(Harry and Meghan are now reportedly paying off the bill at a rate of $20,000 a month while they stay at Tyler Perry's $18 million, 12-bedroom villa in Hollywood.)
Then, famously, there were the lavish holidays and private jets that shuttled them around Europe in the summer of 2019. It made no difference when Elton John said he had paid for one of the trips, the fact that they took four PJs in 11 days stank of privilege and hypocrisy.
As Christopher Andersen, author of the book Diana’s Boys, told The Daily Beast: “The Queen and older rank-and-file courtiers view such conspicuous consumption as unseemly. Of course, the irony is that nothing in the civilian world really compares to the unparalleled lifestyle of the royals.”
What Harry and Meghan knew last summer, and we didn’t, was that they had had enough of life in the royal goldfish bowl and were searching for a way out. Maybe they didn’t care too much about tut-tutting from the palace or William.
When the shocking announcement of their departure from royal life came, it was, bizarrely, couched in financial terms. It repeatedly spoke of their desire to be “financially independent” and said that being able to earn their own money was something they were “looking forward to.”
Of course, many would argue that Harry and Meghan already have “financial independence” at a level of which most of us can only dream. It is a matter of public record that Harry has a private fortune of some $40m as a result of inheritances left to him by his mother and great grandmother.
When the couple departed the royal fold, there was wild speculation about the hundreds of millions of dollars they would be able to earn as private citizens in the era of global celebrity.
Such astronomical predictions now seem badly misjudged. Indeed, owing to the coronavirus, it is thought that Harry and Meghan have only pulled in one mega-bucks deal so far, after they were reportedly paid $1m for a short speech by Harry to a roomful of J.P. Morgan investment bankers.
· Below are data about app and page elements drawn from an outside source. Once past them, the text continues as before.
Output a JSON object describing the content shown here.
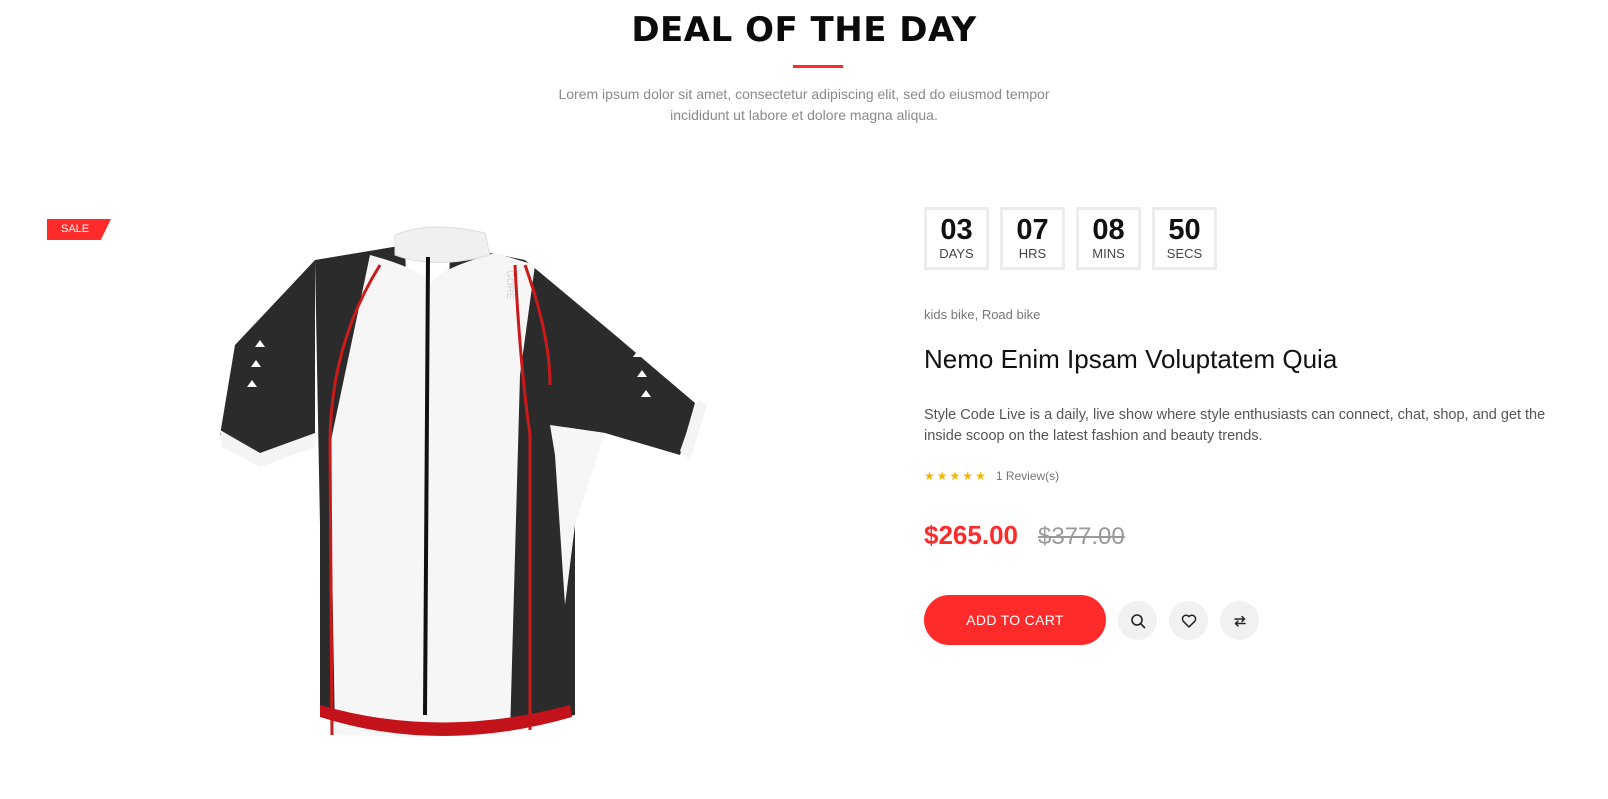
{
  "section": {
    "title": "DEAL OF THE DAY",
    "subtitle": "Lorem ipsum dolor sit amet, consectetur adipiscing elit, sed do eiusmod tempor incididunt ut labore et dolore magna aliqua."
  },
  "badge": {
    "label": "SALE"
  },
  "countdown": [
    {
      "value": "03",
      "label": "DAYS"
    },
    {
      "value": "07",
      "label": "HRS"
    },
    {
      "value": "08",
      "label": "MINS"
    },
    {
      "value": "50",
      "label": "SECS"
    }
  ],
  "product": {
    "categories": [
      "kids bike",
      "Road bike"
    ],
    "title": "Nemo Enim Ipsam Voluptatem Quia",
    "description": "Style Code Live is a daily, live show where style enthusiasts can connect, chat, shop, and get the inside scoop on the latest fashion and beauty trends.",
    "rating": 5,
    "reviews": "1 Review(s)",
    "price": "$265.00",
    "old_price": "$377.00",
    "jersey_brand": "GORE"
  },
  "actions": {
    "add_to_cart": "ADD TO CART",
    "icons": [
      "search-icon",
      "heart-icon",
      "compare-icon"
    ]
  },
  "colors": {
    "accent": "#ff2b2b",
    "jersey_dark": "#2b2b2b",
    "jersey_red": "#cc1a1a"
  }
}
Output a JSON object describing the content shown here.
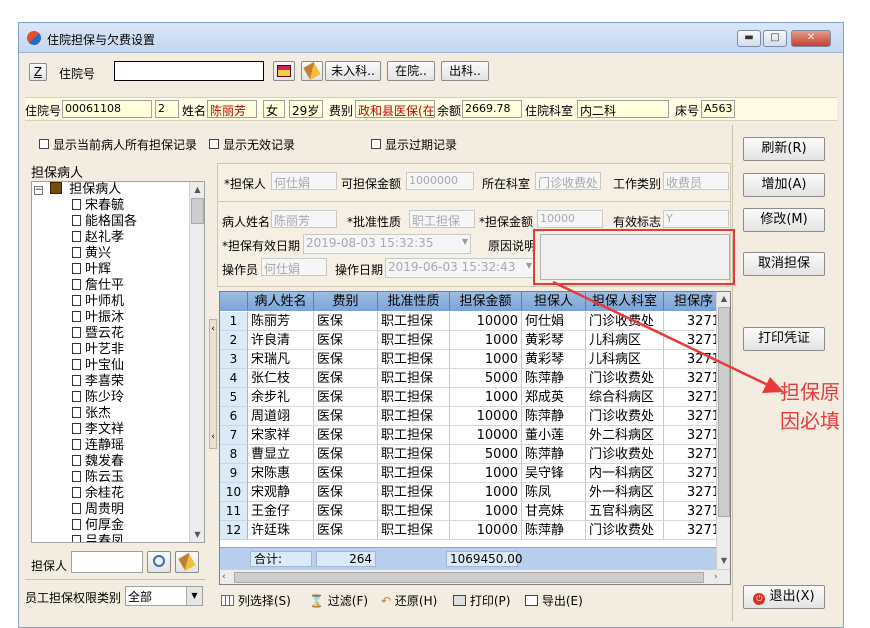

Harry and Meghan will be hoping a few more deals like that will materialize soon as they try to figure out how to continue to enjoy the expensive lifestyle to which, one assumes, they have become accustomed.